Creative Social Center celebrates 25 years
As you reach half-way up the stairs to the Creative Social Center, a friendly chair, as if placed there just for you by someone who cares, awaits you.
The sound of recorders playing a wistful melody fills the sunny hallway, enticing the visitor to come closer. Opening the door to the Center, photographs of smiling children who have attended the nursery, housed in the same space, convince you that this is a friendly place.
The Center is buzzing with activity. This morning, people are working on their paintings and sculptures. The recorder class is in session, to be followed by folk-dancing. In the kitchen, volunteers are preparing lunch.
On other days there are classes in choir and creative writing and special field trips.
“This place is like fairyland,” says Frances Karanofsky, as she observes the still life display in art class and tries to record what she sees with patient, delicate strokes.
While Karanofsky is pursuing something she has always loved, drawing and painting was a new discovery for Toba Buchenwald. “I’ve never painted before,” Buchenwald said. “It’s given me a new way to relax.”
Except for the teachers, who are paid, the Center is run by volunteers. “We all enjoy it,” said Marianne Wall, as she and friends Marsha Kammer and Clara Stubina took care of business in the kitchen. “And I think we are doing it for ourselves.”
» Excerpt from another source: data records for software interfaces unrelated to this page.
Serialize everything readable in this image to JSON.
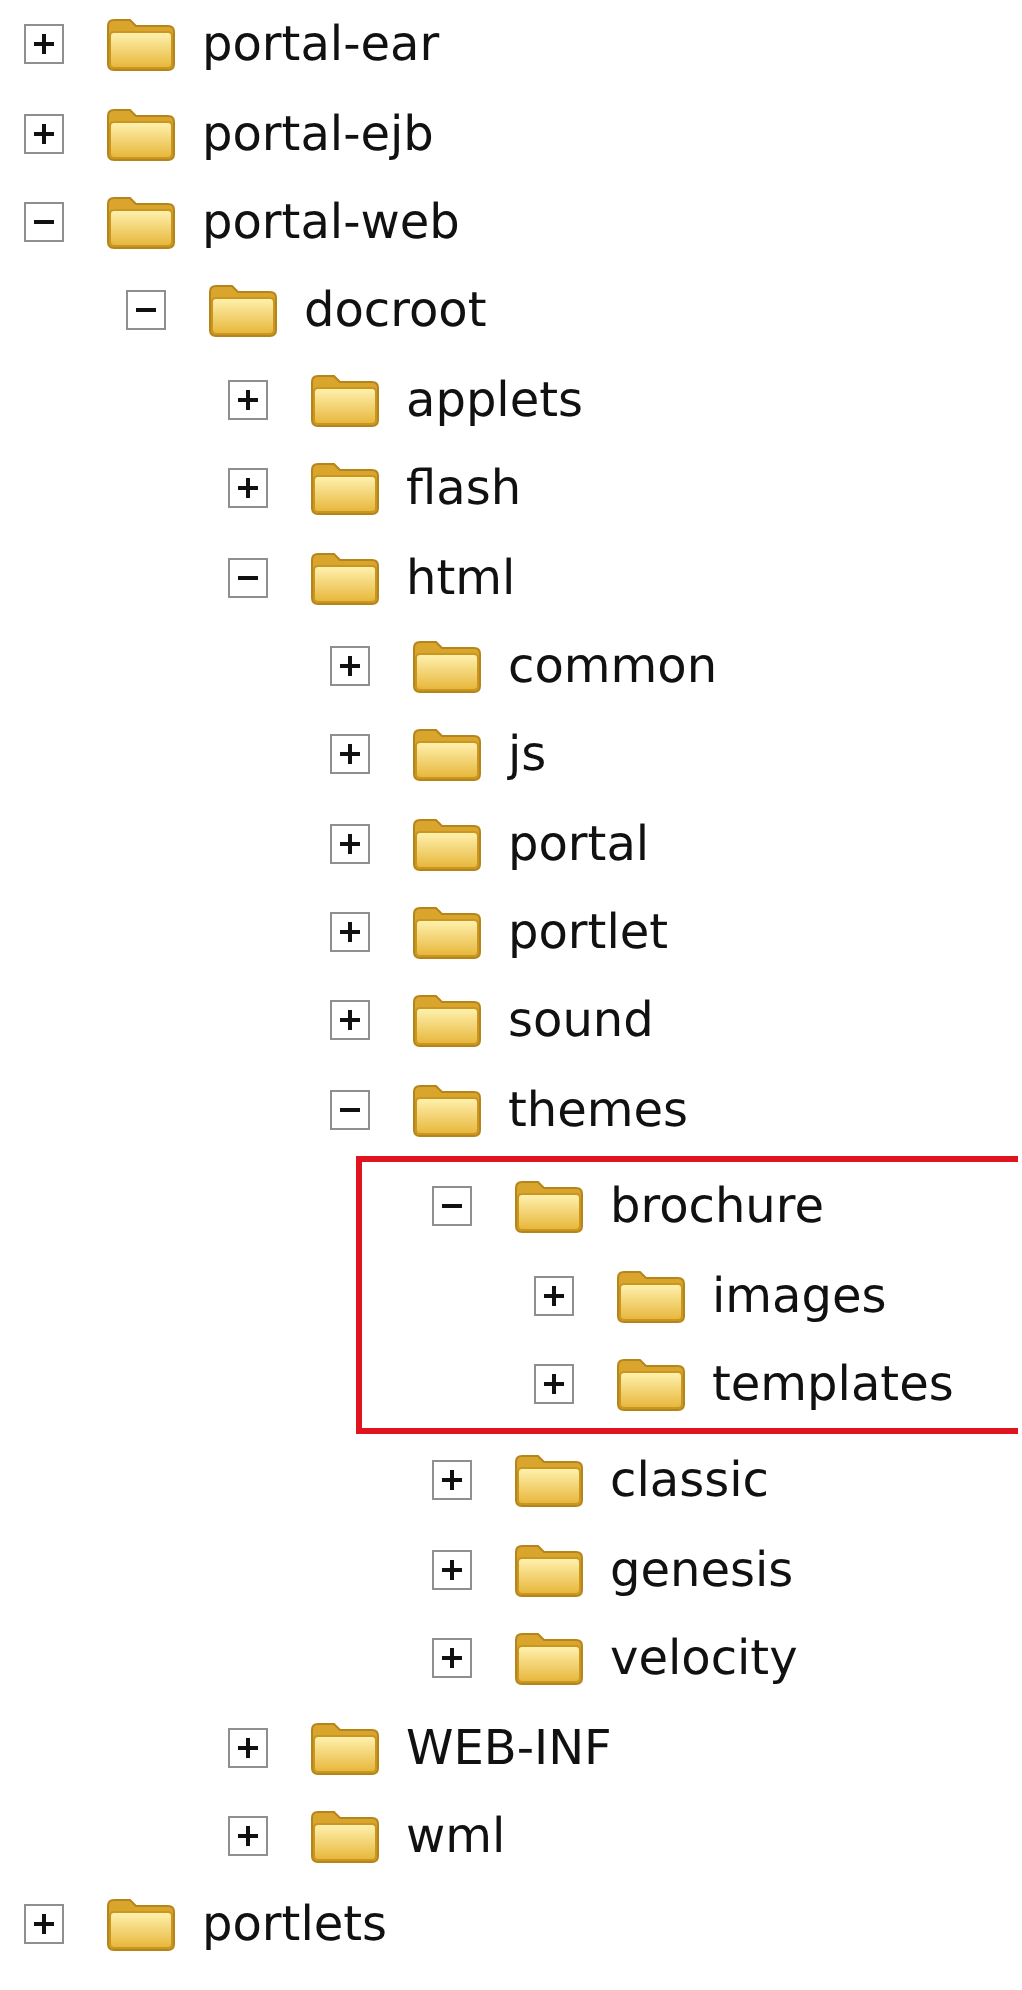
{
  "tree": [
    {
      "label": "portal-ear",
      "expanded": false
    },
    {
      "label": "portal-ejb",
      "expanded": false
    },
    {
      "label": "portal-web",
      "expanded": true,
      "children": [
        {
          "label": "docroot",
          "expanded": true,
          "children": [
            {
              "label": "applets",
              "expanded": false
            },
            {
              "label": "flash",
              "expanded": false
            },
            {
              "label": "html",
              "expanded": true,
              "children": [
                {
                  "label": "common",
                  "expanded": false
                },
                {
                  "label": "js",
                  "expanded": false
                },
                {
                  "label": "portal",
                  "expanded": false
                },
                {
                  "label": "portlet",
                  "expanded": false
                },
                {
                  "label": "sound",
                  "expanded": false
                },
                {
                  "label": "themes",
                  "expanded": true,
                  "children": [
                    {
                      "label": "brochure",
                      "expanded": true,
                      "highlighted": true,
                      "children": [
                        {
                          "label": "images",
                          "expanded": false
                        },
                        {
                          "label": "templates",
                          "expanded": false
                        }
                      ]
                    },
                    {
                      "label": "classic",
                      "expanded": false
                    },
                    {
                      "label": "genesis",
                      "expanded": false
                    },
                    {
                      "label": "velocity",
                      "expanded": false
                    }
                  ]
                }
              ]
            },
            {
              "label": "WEB-INF",
              "expanded": false
            },
            {
              "label": "wml",
              "expanded": false
            }
          ]
        }
      ]
    },
    {
      "label": "portlets",
      "expanded": false
    }
  ]
}
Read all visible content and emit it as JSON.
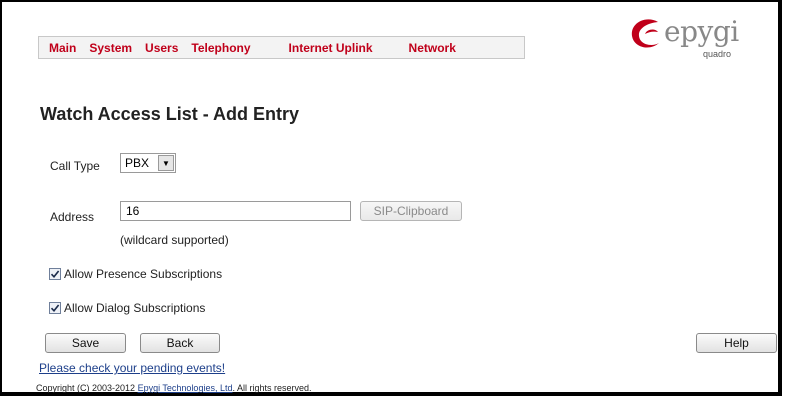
{
  "nav": {
    "items": [
      {
        "label": "Main"
      },
      {
        "label": "System"
      },
      {
        "label": "Users"
      },
      {
        "label": "Telephony"
      },
      {
        "label": "Internet Uplink"
      },
      {
        "label": "Network"
      }
    ]
  },
  "logo": {
    "word": "epygi",
    "sub": "quadro",
    "accent_color": "#c0001a"
  },
  "page": {
    "title": "Watch Access List - Add Entry"
  },
  "form": {
    "call_type_label": "Call Type",
    "call_type_value": "PBX",
    "address_label": "Address",
    "address_value": "16",
    "sip_clipboard_label": "SIP-Clipboard",
    "wildcard_note": "(wildcard supported)",
    "allow_presence_label": "Allow Presence Subscriptions",
    "allow_presence_checked": true,
    "allow_dialog_label": "Allow Dialog Subscriptions",
    "allow_dialog_checked": true
  },
  "buttons": {
    "save": "Save",
    "back": "Back",
    "help": "Help"
  },
  "footer": {
    "pending_events": "Please check your pending events!",
    "copyright_prefix": "Copyright (C) 2003-2012 ",
    "company_link": "Epygi Technologies, Ltd",
    "copyright_suffix": ". All rights reserved."
  }
}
Members are active seniors from around Montreal, including La Salle, Saint-Laurent, Mount Royal and from out of town, coming to the Center for activities and camaraderie.
It was on a trip to Copenhagen that Helen Knight, the founder of the Center, first saw organizations where people learned together, shared meals and formed a community. “I realized I had a dream, seeing places where the workers ate with the people.”
When Knight came into contact with the ideas of humanistic psychologist Abraham Maslow, it was a turning point. “This is it, this is what I want to do, I thought,” she said.
Knight explains that the Center is based on Maslow’s Hierarchy of Needs. Maslow believed that once basic survival needs are met, social needs emerge, such as the need for love, family, friends and community. Only when these needs are fulfilled, can other needs, for recognition, self-esteem and creative expression, come into play. “The idea of belonging is absolutely essential,” Knight says. “Being part of a group is the best way to live our lives.”
While the members pursue the activities they enjoy, the fruits of their labour are shared through performances, an annual vernissage, and the Center ’s newsletter, where the members may publish their creative writing.
“When people feel good about themselves, you can encourage them to fulfill their potential, ” Knight says.
The Creative Social Center celebrates its 25th Anniversary Sunday, September 30 at 11:30 am at 5237 Clanranald, corner Isabella. Everyone is welcome. Info: 514-488-0907.